━━━━━ THE DATA ━━━━━

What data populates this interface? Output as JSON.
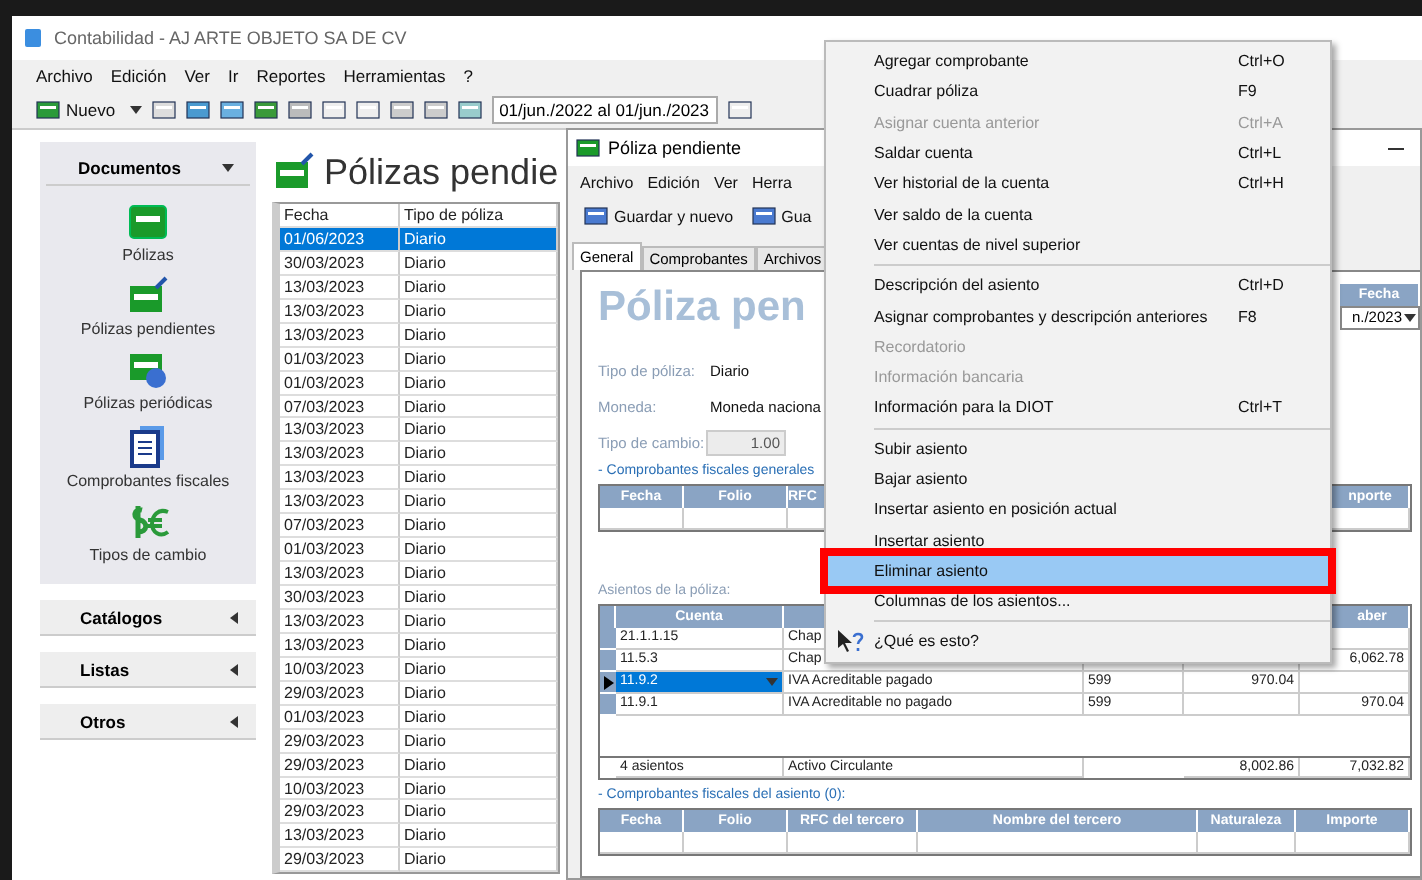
{
  "window": {
    "title": "Contabilidad - AJ ARTE OBJETO SA DE CV"
  },
  "menu_bar": [
    "Archivo",
    "Edición",
    "Ver",
    "Ir",
    "Reportes",
    "Herramientas",
    "?"
  ],
  "toolbar": {
    "new_button": "Nuevo",
    "date_range": "01/jun./2022 al 01/jun./2023"
  },
  "nav": {
    "header": "Documentos",
    "items": [
      {
        "label": "Pólizas",
        "kind": "polizas"
      },
      {
        "label": "Pólizas pendientes",
        "kind": "pendientes"
      },
      {
        "label": "Pólizas periódicas",
        "kind": "periodicas"
      },
      {
        "label": "Comprobantes fiscales",
        "kind": "comprobantes"
      },
      {
        "label": "Tipos de cambio",
        "kind": "cambio"
      }
    ],
    "sections": [
      "Catálogos",
      "Listas",
      "Otros"
    ]
  },
  "list": {
    "title": "Pólizas pendie",
    "columns": [
      "Fecha",
      "Tipo de póliza"
    ],
    "rows": [
      {
        "fecha": "01/06/2023",
        "tipo": "Diario",
        "selected": true
      },
      {
        "fecha": "30/03/2023",
        "tipo": "Diario",
        "selected": false
      },
      {
        "fecha": "13/03/2023",
        "tipo": "Diario",
        "selected": false
      },
      {
        "fecha": "13/03/2023",
        "tipo": "Diario",
        "selected": false
      },
      {
        "fecha": "13/03/2023",
        "tipo": "Diario",
        "selected": false
      },
      {
        "fecha": "01/03/2023",
        "tipo": "Diario",
        "selected": false
      },
      {
        "fecha": "01/03/2023",
        "tipo": "Diario",
        "selected": false
      },
      {
        "fecha": "07/03/2023",
        "tipo": "Diario",
        "selected": false
      },
      {
        "fecha": "13/03/2023",
        "tipo": "Diario",
        "selected": false
      },
      {
        "fecha": "13/03/2023",
        "tipo": "Diario",
        "selected": false
      },
      {
        "fecha": "13/03/2023",
        "tipo": "Diario",
        "selected": false
      },
      {
        "fecha": "13/03/2023",
        "tipo": "Diario",
        "selected": false
      },
      {
        "fecha": "07/03/2023",
        "tipo": "Diario",
        "selected": false
      },
      {
        "fecha": "01/03/2023",
        "tipo": "Diario",
        "selected": false
      },
      {
        "fecha": "13/03/2023",
        "tipo": "Diario",
        "selected": false
      },
      {
        "fecha": "30/03/2023",
        "tipo": "Diario",
        "selected": false
      },
      {
        "fecha": "13/03/2023",
        "tipo": "Diario",
        "selected": false
      },
      {
        "fecha": "13/03/2023",
        "tipo": "Diario",
        "selected": false
      },
      {
        "fecha": "10/03/2023",
        "tipo": "Diario",
        "selected": false
      },
      {
        "fecha": "29/03/2023",
        "tipo": "Diario",
        "selected": false
      },
      {
        "fecha": "01/03/2023",
        "tipo": "Diario",
        "selected": false
      },
      {
        "fecha": "29/03/2023",
        "tipo": "Diario",
        "selected": false
      },
      {
        "fecha": "29/03/2023",
        "tipo": "Diario",
        "selected": false
      },
      {
        "fecha": "10/03/2023",
        "tipo": "Diario",
        "selected": false
      },
      {
        "fecha": "29/03/2023",
        "tipo": "Diario",
        "selected": false
      },
      {
        "fecha": "13/03/2023",
        "tipo": "Diario",
        "selected": false
      },
      {
        "fecha": "29/03/2023",
        "tipo": "Diario",
        "selected": false
      }
    ]
  },
  "poliza_window": {
    "title": "Póliza pendiente",
    "menu_bar": [
      "Archivo",
      "Edición",
      "Ver",
      "Herra"
    ],
    "toolbar": [
      "Guardar y nuevo",
      "Gua"
    ],
    "tabs": [
      {
        "label": "General",
        "selected": true
      },
      {
        "label": "Comprobantes",
        "selected": false
      },
      {
        "label": "Archivos",
        "selected": false
      }
    ],
    "heading": "Póliza pen",
    "fields": [
      {
        "label": "Tipo de póliza:",
        "value": "Diario",
        "disabled": false
      },
      {
        "label": "Moneda:",
        "value": "Moneda naciona",
        "disabled": false
      },
      {
        "label": "Tipo de cambio:",
        "value": "1.00",
        "disabled": true
      }
    ],
    "date": {
      "label": "Fecha",
      "value": "n./2023"
    },
    "general_vouchers": {
      "title": "- Comprobantes fiscales generales",
      "columns": [
        "Fecha",
        "Folio",
        "RFC",
        null,
        null,
        "nporte"
      ]
    },
    "entries": {
      "title": "Asientos de la póliza:",
      "columns": [
        "Cuenta",
        null,
        null,
        null,
        "aber"
      ],
      "rows": [
        {
          "cuenta": "21.1.1.15",
          "concepto": "Chap",
          "ref": null,
          "debe": null,
          "haber": null,
          "selected": false
        },
        {
          "cuenta": "11.5.3",
          "concepto": "Chap",
          "ref": null,
          "debe": null,
          "haber": "6,062.78",
          "selected": false
        },
        {
          "cuenta": "11.9.2",
          "concepto": "IVA Acreditable pagado",
          "ref": "599",
          "debe": "970.04",
          "haber": null,
          "selected": true
        },
        {
          "cuenta": "11.9.1",
          "concepto": "IVA Acreditable no pagado",
          "ref": "599",
          "debe": null,
          "haber": "970.04",
          "selected": false
        }
      ],
      "totals": {
        "count": "4 asientos",
        "account": "Activo Circulante",
        "debe": "8,002.86",
        "haber": "7,032.82"
      }
    },
    "entry_vouchers": {
      "title": "- Comprobantes fiscales del asiento (0):",
      "columns": [
        "Fecha",
        "Folio",
        "RFC del tercero",
        "Nombre del tercero",
        "Naturaleza",
        "Importe"
      ]
    }
  },
  "context_menu": {
    "groups": [
      [
        {
          "label": "Agregar comprobante",
          "shortcut": "Ctrl+O",
          "disabled": false,
          "selected": false,
          "annotated": false
        },
        {
          "label": "Cuadrar póliza",
          "shortcut": "F9",
          "disabled": false,
          "selected": false,
          "annotated": false
        },
        {
          "label": "Asignar cuenta anterior",
          "shortcut": "Ctrl+A",
          "disabled": true,
          "selected": false,
          "annotated": false
        },
        {
          "label": "Saldar cuenta",
          "shortcut": "Ctrl+L",
          "disabled": false,
          "selected": false,
          "annotated": false
        },
        {
          "label": "Ver historial de la cuenta",
          "shortcut": "Ctrl+H",
          "disabled": false,
          "selected": false,
          "annotated": false
        },
        {
          "label": "Ver saldo de la cuenta",
          "disabled": false,
          "selected": false,
          "annotated": false
        },
        {
          "label": "Ver cuentas de nivel superior",
          "disabled": false,
          "selected": false,
          "annotated": false
        }
      ],
      [
        {
          "label": "Descripción del asiento",
          "shortcut": "Ctrl+D",
          "disabled": false,
          "selected": false,
          "annotated": false
        },
        {
          "label": "Asignar comprobantes y descripción anteriores",
          "shortcut": "F8",
          "disabled": false,
          "selected": false,
          "annotated": false
        },
        {
          "label": "Recordatorio",
          "disabled": true,
          "selected": false,
          "annotated": false
        },
        {
          "label": "Información bancaria",
          "disabled": true,
          "selected": false,
          "annotated": false
        },
        {
          "label": "Información para la DIOT",
          "shortcut": "Ctrl+T",
          "disabled": false,
          "selected": false,
          "annotated": false
        }
      ],
      [
        {
          "label": "Subir asiento",
          "disabled": false,
          "selected": false,
          "annotated": false
        },
        {
          "label": "Bajar asiento",
          "disabled": false,
          "selected": false,
          "annotated": false
        },
        {
          "label": "Insertar asiento en posición actual",
          "disabled": false,
          "selected": false,
          "annotated": false
        },
        {
          "label": "Insertar asiento",
          "disabled": false,
          "selected": false,
          "annotated": false
        },
        {
          "label": "Eliminar asiento",
          "disabled": false,
          "selected": true,
          "annotated": true
        },
        {
          "label": "Columnas de los asientos...",
          "disabled": false,
          "selected": false,
          "annotated": false
        }
      ],
      [
        {
          "label": "¿Qué es esto?",
          "disabled": false,
          "selected": false,
          "annotated": false,
          "kind": "help"
        }
      ]
    ]
  }
}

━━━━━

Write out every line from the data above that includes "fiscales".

        "label": "Comprobantes fiscales",
      "title": "- Comprobantes fiscales generales",
      "title": "- Comprobantes fiscales del asiento (0):",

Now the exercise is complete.